Campaigners claim the current law leaves women vulnerable
MPs at Westminster will discuss scrapping Victorian abortion laws dating back to 1861 - which contain criminal sanctions for both women and doctors - in England and Wales.
Campaigners claim that under the current law vulnerable women such as rape survivors could end up facing lengthy prison sentences for buying illegal abortion pills online in order to terminate their pregnancies because they were too afraid to seek help from a clinic.
Former shadow health minister Diana Johnson will introduce her Reproductive Health (Access to Terminations) Bill in the House of Commons on Monday.
She said: "Removing the counter-productive threat of criminal punishment against vulnerable women will create an environment more conducive to reducing incidents of unplanned pregnancies and abortions - not least medically unsafe ones."
Diane Munday had an abortion in 1961, six years before the Abortion Act made it legal in Britain.
The mother of three says she just could not cope with a fourth child in four years after her contraception failed.
She was able to afford a Harley Street abortion with the backing of a psychiatrist, while others risked their lives in backstreet procedures at the time.
Five decades on, she says she is disappointed by the lack of progress in abortion laws there and supports decriminalisation.
She said: "Little did I think that here we would be 50 years later, the only country in Europe, except the couple that outlaw it - Ireland and Malta, that has the strictest laws.
"We were the pioneers and it's ironic now we lag behind."
She supports further reform of abortion laws, adding: "Making abortion difficult or illegal doesn't make women having it, it makes them dangerous and it makes them unsafe."
Other countries, including Canada, have decriminalised abortion and the Royal College of Midwives and the British Pregnancy Advisory Service support the proposed changes.
Campaigners for the change say decriminalisation will not mean deregulation or make it easier to access abortion after 24 weeks - but these proposed changes are still controversial.
Anne Scanlan, education officer at British pro-life charity Life, said: "I think we have to stop turning a blind eye to the fact that we are ending human life.

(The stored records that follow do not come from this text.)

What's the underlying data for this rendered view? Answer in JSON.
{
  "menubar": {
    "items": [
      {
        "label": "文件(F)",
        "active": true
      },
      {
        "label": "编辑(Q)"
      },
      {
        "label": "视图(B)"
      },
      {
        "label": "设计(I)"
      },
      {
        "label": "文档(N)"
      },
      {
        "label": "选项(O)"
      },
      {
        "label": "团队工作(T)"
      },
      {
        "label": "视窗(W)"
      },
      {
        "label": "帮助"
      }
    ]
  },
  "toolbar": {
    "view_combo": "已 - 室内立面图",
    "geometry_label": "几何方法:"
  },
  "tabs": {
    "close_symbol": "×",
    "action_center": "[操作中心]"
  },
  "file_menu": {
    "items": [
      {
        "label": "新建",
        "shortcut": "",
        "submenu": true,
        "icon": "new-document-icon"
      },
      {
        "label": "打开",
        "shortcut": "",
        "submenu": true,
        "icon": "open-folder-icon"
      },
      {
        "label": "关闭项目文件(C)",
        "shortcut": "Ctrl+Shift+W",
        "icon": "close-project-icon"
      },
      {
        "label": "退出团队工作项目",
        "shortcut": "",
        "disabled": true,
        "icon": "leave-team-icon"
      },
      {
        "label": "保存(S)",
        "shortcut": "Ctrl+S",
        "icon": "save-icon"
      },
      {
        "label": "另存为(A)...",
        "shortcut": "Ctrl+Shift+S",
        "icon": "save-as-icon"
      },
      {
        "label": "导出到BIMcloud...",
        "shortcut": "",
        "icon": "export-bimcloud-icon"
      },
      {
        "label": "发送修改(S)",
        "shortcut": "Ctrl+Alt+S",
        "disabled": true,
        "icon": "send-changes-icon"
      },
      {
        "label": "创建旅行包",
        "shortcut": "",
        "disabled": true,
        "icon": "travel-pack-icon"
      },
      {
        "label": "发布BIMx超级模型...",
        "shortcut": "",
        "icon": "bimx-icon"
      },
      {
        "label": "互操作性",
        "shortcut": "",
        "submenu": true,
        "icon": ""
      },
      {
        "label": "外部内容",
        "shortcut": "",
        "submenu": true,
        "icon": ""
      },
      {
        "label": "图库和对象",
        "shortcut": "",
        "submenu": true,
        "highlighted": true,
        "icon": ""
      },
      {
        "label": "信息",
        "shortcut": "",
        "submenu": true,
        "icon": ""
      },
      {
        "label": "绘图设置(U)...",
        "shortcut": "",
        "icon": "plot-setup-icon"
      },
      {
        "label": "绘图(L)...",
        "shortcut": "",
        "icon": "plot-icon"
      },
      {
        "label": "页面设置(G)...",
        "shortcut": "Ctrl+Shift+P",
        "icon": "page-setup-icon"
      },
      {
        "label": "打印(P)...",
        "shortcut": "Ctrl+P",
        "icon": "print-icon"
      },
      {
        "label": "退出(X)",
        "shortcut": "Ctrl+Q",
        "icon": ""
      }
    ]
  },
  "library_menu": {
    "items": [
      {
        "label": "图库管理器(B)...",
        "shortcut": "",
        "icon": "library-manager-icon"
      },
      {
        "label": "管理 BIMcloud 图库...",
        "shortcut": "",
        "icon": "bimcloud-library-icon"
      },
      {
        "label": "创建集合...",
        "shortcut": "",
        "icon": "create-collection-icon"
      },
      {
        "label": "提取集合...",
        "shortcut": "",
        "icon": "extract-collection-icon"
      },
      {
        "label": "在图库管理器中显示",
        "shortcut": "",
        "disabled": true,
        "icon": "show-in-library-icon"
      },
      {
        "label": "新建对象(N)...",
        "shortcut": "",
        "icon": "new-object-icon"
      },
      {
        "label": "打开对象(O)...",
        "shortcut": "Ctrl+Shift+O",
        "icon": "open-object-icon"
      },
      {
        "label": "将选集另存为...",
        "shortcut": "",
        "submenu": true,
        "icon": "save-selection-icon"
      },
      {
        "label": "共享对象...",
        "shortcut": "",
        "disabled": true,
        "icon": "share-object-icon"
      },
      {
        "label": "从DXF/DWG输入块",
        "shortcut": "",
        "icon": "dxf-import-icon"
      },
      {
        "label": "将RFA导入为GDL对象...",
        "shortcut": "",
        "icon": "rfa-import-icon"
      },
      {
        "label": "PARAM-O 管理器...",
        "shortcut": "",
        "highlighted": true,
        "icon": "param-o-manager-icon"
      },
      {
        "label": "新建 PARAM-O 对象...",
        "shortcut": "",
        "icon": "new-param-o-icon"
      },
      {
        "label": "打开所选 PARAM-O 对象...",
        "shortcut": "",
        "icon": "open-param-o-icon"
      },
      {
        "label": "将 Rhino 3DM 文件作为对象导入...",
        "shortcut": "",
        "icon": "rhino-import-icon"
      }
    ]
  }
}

I think this shows callous disregard, not just to the unborn child but for the health and safety of women."